US trend economic growth in recent decades is about 3% a year. ... Now, if the economy is going to be a bit more than three times larger, but we are only going to emit 17% of the current level of carbon emissions, then the carbon intensity of the economy - that is the ratio of carbon emitted per dollar of goods and services created, is going to have to be only 5% of the current value.That's his response to the idea that we'll be able to wring the carbon out of our economy easily by 2050. Needless to say, while I believe that a) this is probably doable and b) it's damn important that we try, I think Staniford does a service by pointing out how difficult it will in fact be.
Basically, we'd need to have efficiency grow twice as fast as it's ever done in American history, consistently, for decades, and the fastest growth in energy efficiency came during a series of recessions known as the 1970s. To say that this is going to be easily accomplished is stretching things, to say the least.
The other point I'd make is that the enormity of the task really makes a mockery of the standard policy prescriptions. If you think that the magical market fairy will make the kinds of dramatic carbon cuts that the situation requires so long as we put a carbon tax in, well, best of luck to you. It might have been sufficient 20 years ago, if then. These days anything short of some serious national efforts (including nationalizing certain industries, massive subsidies, and draconian rationing of things like cars) will probably fail.
That said, Kevin Drum's response to Staniford is a good one to keep in mind:
Well, look: three degrees of temperature increase is still better then five degrees.
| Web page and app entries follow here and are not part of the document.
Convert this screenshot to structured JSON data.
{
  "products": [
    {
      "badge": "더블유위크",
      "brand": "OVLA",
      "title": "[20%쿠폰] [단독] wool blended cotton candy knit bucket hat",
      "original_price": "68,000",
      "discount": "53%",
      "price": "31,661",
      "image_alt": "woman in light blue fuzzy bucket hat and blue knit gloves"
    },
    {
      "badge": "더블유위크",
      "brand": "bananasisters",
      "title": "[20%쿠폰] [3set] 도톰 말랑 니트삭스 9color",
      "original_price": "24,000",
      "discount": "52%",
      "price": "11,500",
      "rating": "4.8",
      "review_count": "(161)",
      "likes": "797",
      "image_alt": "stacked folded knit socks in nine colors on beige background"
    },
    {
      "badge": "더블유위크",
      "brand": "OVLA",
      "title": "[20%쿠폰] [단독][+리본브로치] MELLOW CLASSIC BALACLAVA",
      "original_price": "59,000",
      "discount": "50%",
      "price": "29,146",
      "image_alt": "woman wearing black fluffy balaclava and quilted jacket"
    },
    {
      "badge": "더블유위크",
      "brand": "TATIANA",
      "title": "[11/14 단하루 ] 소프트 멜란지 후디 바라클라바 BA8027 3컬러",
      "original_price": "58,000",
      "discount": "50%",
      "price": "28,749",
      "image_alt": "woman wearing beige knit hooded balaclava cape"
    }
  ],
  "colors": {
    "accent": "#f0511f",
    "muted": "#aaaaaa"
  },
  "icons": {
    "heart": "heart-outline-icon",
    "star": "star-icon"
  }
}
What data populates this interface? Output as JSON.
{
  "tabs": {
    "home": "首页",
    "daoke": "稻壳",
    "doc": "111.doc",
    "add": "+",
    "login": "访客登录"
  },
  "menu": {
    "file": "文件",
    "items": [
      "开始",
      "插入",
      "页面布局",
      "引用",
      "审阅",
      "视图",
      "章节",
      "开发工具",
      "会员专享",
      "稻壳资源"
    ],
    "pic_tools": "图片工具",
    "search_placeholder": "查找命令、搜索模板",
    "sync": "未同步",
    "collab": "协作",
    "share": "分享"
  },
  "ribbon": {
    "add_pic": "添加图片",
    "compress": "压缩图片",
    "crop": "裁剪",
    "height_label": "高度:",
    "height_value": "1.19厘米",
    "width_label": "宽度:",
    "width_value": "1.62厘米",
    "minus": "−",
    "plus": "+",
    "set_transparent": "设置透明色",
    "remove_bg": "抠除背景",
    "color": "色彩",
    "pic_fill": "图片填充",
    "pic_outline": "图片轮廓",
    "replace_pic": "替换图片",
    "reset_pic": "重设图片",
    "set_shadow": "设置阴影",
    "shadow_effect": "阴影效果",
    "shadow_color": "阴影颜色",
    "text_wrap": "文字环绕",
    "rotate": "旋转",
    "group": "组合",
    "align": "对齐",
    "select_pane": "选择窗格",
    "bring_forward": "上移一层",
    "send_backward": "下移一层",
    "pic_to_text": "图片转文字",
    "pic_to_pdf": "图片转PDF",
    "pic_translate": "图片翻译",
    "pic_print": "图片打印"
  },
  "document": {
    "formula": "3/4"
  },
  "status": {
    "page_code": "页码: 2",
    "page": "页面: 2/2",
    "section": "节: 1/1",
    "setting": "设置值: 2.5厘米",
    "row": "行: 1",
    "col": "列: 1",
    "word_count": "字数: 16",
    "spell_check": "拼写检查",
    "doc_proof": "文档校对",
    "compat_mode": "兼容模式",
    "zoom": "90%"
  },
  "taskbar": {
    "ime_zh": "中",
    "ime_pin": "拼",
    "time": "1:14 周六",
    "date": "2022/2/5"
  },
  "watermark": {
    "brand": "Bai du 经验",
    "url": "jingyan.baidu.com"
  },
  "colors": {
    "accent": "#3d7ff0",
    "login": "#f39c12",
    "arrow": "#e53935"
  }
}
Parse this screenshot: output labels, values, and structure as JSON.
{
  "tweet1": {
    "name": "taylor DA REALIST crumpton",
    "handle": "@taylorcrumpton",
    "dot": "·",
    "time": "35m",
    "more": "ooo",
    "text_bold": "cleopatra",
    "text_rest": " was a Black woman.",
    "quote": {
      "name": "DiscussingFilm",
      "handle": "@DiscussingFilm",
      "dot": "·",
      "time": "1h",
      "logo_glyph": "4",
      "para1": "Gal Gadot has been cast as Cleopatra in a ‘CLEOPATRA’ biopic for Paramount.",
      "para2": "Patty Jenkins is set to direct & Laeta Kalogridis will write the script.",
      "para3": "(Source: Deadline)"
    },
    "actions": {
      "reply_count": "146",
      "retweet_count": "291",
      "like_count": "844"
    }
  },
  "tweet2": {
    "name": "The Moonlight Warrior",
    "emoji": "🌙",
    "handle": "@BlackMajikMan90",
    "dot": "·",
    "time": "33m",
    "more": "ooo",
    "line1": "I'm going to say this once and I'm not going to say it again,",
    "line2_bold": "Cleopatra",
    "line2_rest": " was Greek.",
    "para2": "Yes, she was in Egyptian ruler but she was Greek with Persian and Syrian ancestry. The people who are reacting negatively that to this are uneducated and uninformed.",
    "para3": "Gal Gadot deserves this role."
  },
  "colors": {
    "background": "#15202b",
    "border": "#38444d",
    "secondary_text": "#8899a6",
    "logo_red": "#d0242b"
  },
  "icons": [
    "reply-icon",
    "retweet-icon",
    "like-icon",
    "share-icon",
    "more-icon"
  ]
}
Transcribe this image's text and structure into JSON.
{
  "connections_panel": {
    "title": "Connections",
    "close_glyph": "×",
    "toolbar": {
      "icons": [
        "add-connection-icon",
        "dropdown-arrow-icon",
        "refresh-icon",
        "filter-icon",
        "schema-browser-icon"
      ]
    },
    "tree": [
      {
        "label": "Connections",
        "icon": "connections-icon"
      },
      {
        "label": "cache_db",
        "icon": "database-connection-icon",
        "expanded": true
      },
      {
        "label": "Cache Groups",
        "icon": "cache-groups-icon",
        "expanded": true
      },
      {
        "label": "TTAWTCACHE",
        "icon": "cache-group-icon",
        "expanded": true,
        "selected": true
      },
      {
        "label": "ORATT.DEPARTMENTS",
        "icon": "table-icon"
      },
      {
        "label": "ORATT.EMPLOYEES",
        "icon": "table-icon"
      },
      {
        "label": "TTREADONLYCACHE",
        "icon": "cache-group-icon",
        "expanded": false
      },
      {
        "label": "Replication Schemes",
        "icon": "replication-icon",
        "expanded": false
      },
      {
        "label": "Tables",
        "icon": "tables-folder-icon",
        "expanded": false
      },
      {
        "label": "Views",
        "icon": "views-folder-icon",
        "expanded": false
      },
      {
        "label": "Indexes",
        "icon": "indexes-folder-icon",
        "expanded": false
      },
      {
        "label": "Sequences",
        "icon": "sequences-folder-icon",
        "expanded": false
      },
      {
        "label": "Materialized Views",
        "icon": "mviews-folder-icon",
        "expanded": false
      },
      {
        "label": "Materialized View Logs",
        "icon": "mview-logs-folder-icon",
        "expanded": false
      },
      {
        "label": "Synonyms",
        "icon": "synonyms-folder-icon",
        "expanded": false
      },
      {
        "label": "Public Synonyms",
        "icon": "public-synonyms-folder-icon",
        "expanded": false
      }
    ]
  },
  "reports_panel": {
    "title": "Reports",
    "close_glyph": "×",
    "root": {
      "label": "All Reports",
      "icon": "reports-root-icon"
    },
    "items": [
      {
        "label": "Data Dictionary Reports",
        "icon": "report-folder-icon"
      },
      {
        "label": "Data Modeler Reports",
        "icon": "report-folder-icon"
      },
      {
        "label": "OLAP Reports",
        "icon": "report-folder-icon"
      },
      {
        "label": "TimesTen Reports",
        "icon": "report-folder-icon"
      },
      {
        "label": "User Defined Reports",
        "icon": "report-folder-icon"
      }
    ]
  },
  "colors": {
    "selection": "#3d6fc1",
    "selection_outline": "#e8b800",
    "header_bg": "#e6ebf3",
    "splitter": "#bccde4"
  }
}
Six inches of sea rise is better than 12 inches. A hundred million dead is better than a billion dead. This stuff is worth doing even if it's not perfect. After all, what is?